▸ The task
Copy out each line of the data below in which the string "rotate" appears.

▸ Data for review
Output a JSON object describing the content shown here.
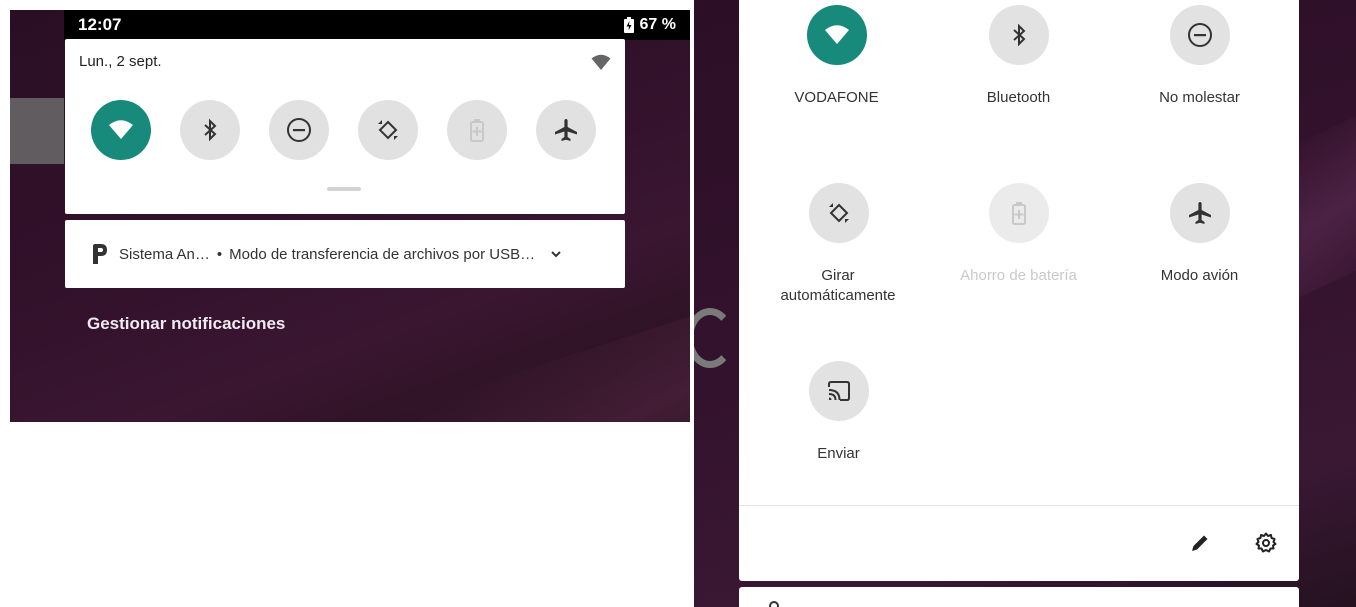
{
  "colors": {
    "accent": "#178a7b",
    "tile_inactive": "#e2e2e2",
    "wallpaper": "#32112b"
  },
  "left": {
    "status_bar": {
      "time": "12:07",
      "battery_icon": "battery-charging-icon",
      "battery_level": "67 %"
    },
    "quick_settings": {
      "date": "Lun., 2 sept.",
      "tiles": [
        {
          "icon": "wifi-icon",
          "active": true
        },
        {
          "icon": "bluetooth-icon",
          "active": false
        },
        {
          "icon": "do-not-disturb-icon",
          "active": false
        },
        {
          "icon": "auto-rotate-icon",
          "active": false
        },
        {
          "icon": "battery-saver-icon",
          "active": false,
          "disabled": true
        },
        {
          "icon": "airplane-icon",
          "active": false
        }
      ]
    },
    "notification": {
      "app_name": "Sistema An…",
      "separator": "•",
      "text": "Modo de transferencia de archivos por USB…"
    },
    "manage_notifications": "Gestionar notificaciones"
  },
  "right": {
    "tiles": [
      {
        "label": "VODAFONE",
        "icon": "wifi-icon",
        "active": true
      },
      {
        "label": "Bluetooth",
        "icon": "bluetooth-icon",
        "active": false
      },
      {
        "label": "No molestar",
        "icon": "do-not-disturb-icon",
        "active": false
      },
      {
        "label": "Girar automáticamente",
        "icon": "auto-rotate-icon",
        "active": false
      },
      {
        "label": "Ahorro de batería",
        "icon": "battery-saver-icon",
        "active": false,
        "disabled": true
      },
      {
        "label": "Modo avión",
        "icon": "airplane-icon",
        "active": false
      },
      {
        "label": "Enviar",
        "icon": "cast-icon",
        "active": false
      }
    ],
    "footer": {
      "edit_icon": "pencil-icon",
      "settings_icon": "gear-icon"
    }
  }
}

▸ Task result
          "icon": "auto-rotate-icon",
        "icon": "auto-rotate-icon",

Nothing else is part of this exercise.